What needs to be done | From the records below, work out how many lines carry the string "JSON". Leave out everything but the number.

______________________________

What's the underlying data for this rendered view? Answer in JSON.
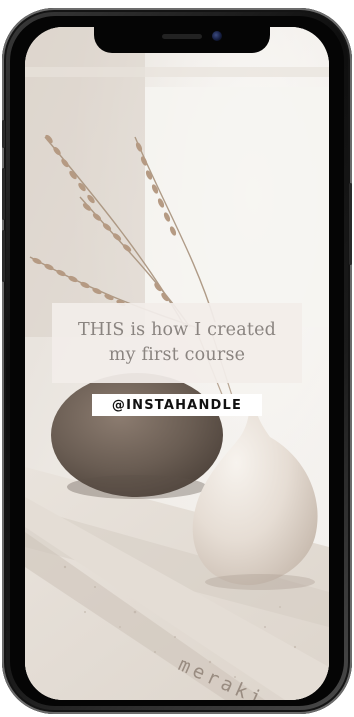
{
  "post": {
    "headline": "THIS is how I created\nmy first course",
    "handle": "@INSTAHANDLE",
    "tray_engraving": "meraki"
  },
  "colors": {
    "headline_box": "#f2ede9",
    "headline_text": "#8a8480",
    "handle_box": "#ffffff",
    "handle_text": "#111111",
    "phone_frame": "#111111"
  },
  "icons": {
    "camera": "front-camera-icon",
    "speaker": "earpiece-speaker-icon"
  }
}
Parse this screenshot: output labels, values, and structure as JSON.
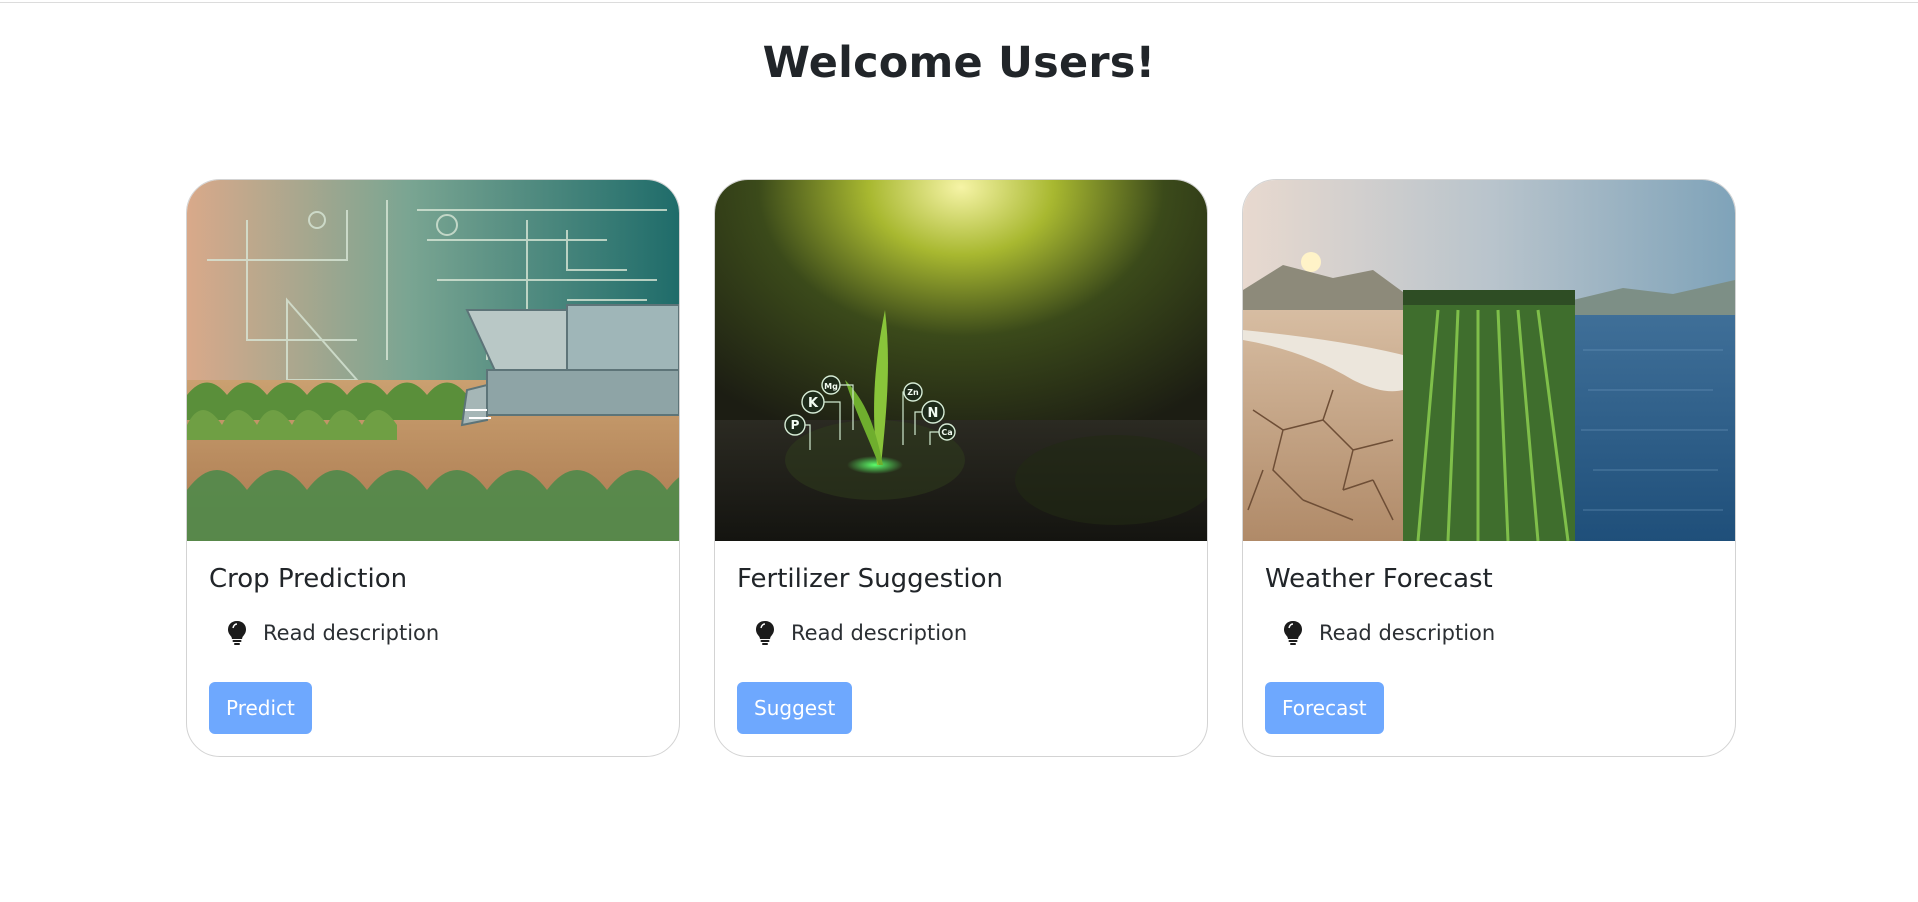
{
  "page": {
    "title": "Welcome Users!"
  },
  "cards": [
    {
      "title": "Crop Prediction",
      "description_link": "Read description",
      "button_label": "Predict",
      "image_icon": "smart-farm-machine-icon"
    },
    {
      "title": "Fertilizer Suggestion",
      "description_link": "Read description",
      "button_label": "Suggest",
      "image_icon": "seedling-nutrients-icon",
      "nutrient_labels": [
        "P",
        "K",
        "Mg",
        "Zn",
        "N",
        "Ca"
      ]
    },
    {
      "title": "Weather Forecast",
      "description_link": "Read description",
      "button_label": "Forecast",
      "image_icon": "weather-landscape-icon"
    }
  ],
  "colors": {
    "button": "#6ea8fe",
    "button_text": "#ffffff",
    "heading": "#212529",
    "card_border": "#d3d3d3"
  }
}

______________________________

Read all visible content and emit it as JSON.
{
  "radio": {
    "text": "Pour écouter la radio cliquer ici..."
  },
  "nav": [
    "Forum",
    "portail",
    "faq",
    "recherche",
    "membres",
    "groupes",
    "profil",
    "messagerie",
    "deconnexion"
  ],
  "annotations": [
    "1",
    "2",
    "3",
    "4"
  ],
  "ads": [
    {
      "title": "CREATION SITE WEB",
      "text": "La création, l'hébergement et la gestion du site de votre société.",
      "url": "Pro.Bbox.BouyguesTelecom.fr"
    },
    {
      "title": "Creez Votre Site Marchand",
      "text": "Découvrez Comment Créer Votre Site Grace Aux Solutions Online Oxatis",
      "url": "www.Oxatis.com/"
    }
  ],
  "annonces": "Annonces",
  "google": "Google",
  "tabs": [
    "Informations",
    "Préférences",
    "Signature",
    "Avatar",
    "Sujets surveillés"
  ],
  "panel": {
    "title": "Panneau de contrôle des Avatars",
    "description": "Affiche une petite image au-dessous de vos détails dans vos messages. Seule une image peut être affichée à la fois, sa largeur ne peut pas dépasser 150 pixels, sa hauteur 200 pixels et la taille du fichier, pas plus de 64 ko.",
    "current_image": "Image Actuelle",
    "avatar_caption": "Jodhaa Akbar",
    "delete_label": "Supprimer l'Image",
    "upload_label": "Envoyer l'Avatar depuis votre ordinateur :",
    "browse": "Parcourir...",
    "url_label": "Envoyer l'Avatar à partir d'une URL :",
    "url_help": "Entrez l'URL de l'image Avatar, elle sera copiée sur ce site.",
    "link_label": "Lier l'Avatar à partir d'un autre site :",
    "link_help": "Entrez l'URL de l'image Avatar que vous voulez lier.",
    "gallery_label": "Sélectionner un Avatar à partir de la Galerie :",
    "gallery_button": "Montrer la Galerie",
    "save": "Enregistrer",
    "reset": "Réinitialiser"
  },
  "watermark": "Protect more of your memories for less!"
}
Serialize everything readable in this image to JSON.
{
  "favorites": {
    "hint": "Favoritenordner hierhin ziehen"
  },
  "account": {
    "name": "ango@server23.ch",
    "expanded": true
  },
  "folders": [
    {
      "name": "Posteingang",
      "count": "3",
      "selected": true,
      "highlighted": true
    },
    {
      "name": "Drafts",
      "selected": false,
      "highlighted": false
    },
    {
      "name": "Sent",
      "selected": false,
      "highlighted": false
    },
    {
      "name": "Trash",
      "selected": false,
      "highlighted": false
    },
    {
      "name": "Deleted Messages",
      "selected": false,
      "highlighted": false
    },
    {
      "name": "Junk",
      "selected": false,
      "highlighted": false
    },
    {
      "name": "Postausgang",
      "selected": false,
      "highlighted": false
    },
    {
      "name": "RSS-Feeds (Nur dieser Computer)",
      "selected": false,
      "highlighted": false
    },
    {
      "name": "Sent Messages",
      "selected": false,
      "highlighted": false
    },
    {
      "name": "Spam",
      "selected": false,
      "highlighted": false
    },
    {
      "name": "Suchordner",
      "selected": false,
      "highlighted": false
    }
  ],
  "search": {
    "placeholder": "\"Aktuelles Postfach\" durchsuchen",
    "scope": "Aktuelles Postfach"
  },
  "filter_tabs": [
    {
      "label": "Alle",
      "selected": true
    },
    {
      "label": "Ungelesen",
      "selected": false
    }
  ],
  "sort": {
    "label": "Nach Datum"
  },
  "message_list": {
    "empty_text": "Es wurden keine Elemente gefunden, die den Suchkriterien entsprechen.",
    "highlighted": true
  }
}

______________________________

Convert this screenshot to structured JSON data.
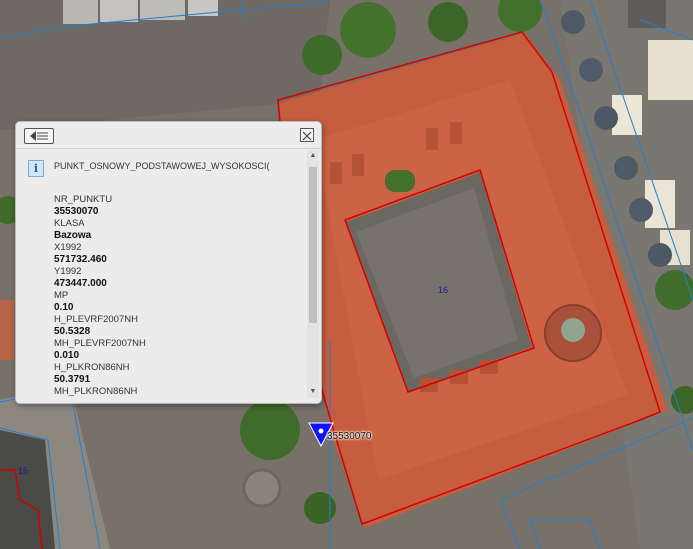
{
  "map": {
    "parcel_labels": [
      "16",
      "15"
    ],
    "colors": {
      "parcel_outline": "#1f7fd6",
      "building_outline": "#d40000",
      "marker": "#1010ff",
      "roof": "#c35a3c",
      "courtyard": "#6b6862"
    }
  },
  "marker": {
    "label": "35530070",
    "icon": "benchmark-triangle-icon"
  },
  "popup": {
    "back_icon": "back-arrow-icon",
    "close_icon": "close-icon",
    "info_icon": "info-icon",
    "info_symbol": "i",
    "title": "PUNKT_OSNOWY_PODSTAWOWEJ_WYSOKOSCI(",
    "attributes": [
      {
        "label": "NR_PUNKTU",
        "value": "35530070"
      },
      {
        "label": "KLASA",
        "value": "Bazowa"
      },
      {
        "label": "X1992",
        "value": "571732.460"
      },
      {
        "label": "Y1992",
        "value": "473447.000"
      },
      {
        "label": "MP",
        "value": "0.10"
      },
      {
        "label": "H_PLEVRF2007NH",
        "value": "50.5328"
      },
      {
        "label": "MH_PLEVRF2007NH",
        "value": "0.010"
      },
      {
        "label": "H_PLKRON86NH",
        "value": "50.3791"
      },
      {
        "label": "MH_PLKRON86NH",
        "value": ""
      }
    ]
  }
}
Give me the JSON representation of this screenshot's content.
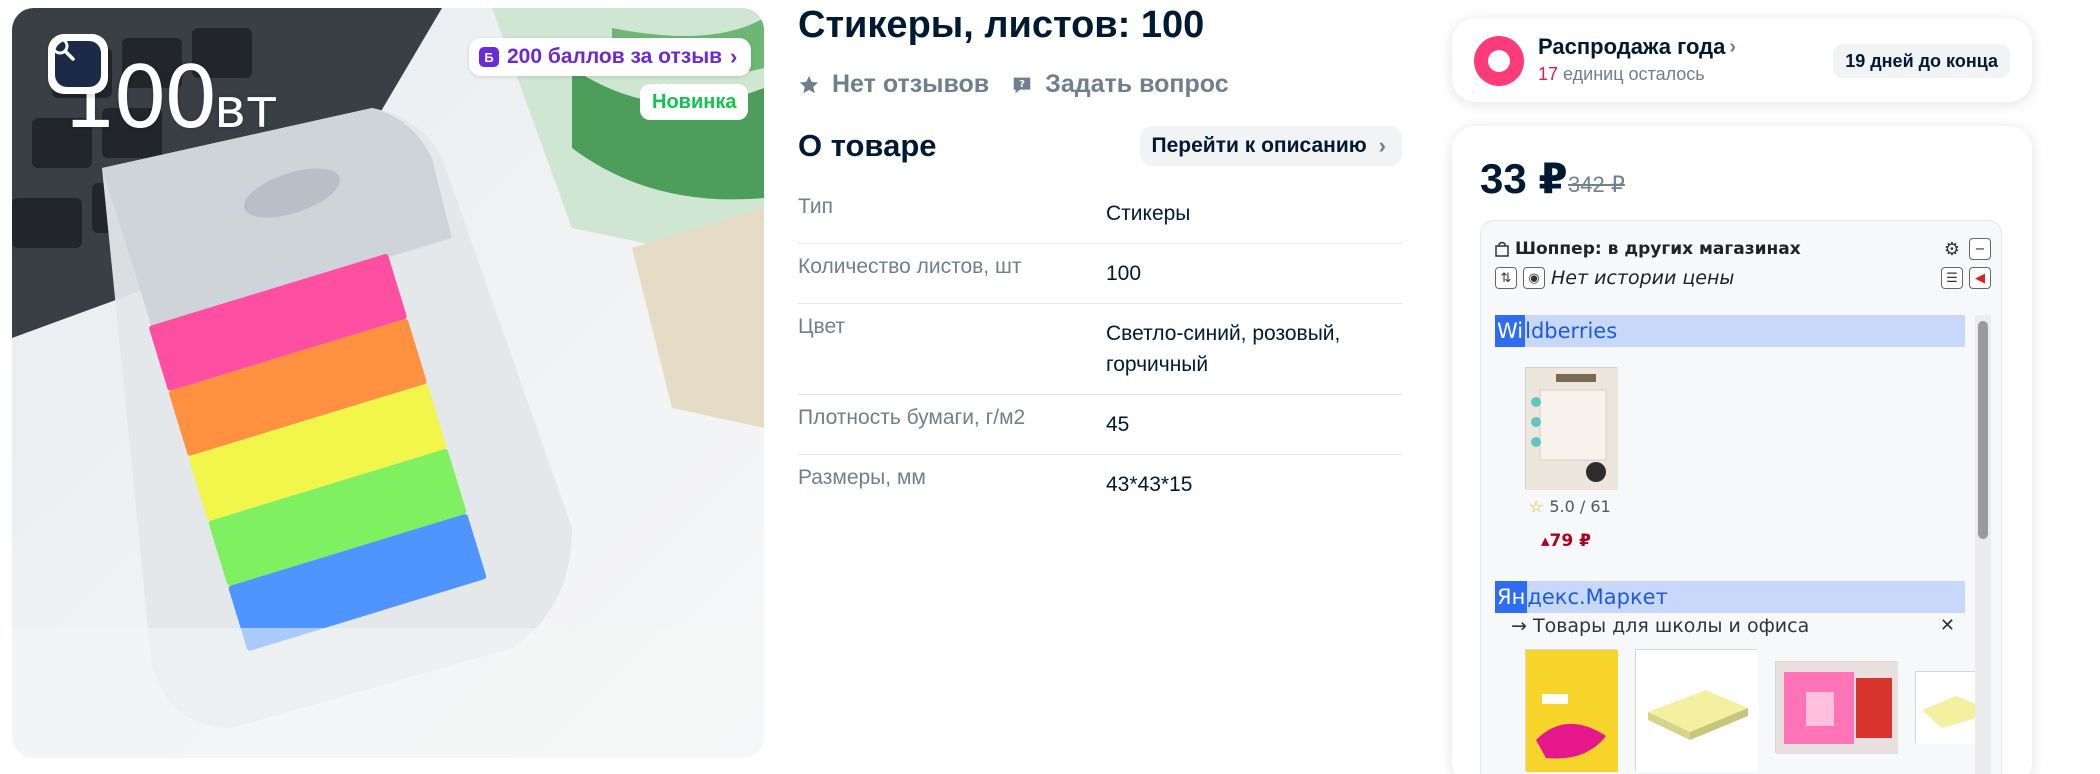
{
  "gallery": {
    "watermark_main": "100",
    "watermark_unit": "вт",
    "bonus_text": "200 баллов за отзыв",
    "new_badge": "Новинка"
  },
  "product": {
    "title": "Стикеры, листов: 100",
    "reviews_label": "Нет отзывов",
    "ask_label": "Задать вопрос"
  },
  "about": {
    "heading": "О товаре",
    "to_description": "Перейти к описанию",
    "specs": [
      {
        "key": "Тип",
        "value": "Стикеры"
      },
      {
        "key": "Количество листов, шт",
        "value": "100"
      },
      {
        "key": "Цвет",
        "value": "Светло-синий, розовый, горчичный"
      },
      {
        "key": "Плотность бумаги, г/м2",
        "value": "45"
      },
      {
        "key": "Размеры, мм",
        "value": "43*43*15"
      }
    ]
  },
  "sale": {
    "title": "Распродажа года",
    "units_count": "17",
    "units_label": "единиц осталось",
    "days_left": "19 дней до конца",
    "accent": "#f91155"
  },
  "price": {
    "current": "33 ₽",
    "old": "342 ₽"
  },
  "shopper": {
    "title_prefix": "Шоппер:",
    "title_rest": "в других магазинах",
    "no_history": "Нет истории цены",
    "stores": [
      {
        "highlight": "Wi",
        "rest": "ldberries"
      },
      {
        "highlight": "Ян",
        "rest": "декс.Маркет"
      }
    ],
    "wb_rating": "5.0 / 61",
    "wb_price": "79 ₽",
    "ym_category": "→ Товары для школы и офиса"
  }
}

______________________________

Task answer | 6